OceanGate CEO announced Titan Sub was damaged after being struck by lightning three years ago

The CEO of OceanGate - the company that built the Titan submersible that imploded on the way to the Titanic wreck site - once revealed that the experimental sub was damaged by a lightning strike in the Bahamas.

The submersible went missing on June 18 after losing contact with the surface during a dive to the Titanic, sparking a massive search and rescue operation that eventually resulted in the discovery of some debris.

With that debris discovery, it was surmised that the sub had suffered a ‘catastrophic implosion’ that would have resulted in the almost instant death of all five men on board at the time.

On board was OceanGate CEO Stockton Rush, along with four other passengers - father and son Shahzada and Suleman Dawood, British billionaire Hamish Harding, and French diver Paul-Henry Nargeolet.

All have been presumed lost after the implosion.

Years before the tragedy in the North Atlantic, Rush had given an interview in which he said that his craft was damaged after it was hit by lightning during a stint in the Caribbean.

The Titan was out for a test dive back in 2018 when it was struck, although the CEO and co-founder said that it didn’t really damage the sub.

He told Matt Burdyny from Teledyne Marine: “Fortunately, it was not a direct strike. A direct strike to the carbon fibre probably would have taken us totally out."

That interview has since been removed from Teledyne’s website, but it still exists out on the internet and on YouTube.

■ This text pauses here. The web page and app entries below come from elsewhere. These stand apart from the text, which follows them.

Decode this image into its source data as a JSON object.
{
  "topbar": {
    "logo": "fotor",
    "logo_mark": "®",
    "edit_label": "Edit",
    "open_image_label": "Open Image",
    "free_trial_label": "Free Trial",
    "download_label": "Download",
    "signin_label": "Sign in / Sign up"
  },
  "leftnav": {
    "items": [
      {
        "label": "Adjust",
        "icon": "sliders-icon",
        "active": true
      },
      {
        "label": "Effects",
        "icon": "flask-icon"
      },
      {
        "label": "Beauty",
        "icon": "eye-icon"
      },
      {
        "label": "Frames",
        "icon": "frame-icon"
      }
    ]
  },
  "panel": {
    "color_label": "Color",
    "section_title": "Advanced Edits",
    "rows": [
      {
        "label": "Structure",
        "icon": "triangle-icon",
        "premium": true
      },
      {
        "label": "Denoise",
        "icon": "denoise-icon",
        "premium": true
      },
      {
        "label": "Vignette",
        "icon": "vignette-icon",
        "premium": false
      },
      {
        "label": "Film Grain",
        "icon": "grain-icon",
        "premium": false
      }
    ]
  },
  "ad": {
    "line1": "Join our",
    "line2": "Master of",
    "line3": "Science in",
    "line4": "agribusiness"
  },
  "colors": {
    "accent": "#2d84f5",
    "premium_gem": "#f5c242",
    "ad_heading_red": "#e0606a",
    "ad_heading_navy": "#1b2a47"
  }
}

There has been much discussion of Mr Rush’s attitude to the safety of his submersible since the implosion, leading many to point to previous concerns raised by former employees and potential passengers.

Ex-Oceangate director of marine operations David Lochridge was sacked after he raised concerns – detailed extensively in legal documentation – about the safety of the Titan and Mr Rush’s attitude to those safety concerns.

He even suggested in an email that he was worried Rush would die on board the sub.

In another potentially damning tale, Mr Rush is also reported to have told passengers to take a ‘sleep’ when the craft’s battery failed at depth during a dive.

After the battery went ‘kaput’ because of issues ‘using the drops for the weights’ Mr Rush is said to have told passengers to have a sleep as the weights would take 24 hours to dissolve, after which the vessel would rise to the surface.

“At first, I thought he was joking because we were over two hours into our expedition and so close to the bottom,” videographer Jaden Pan – a passenger on that journey – said.

Pan claims that the sub was ‘two football fields’ from the wreckage at the time of the battery failure.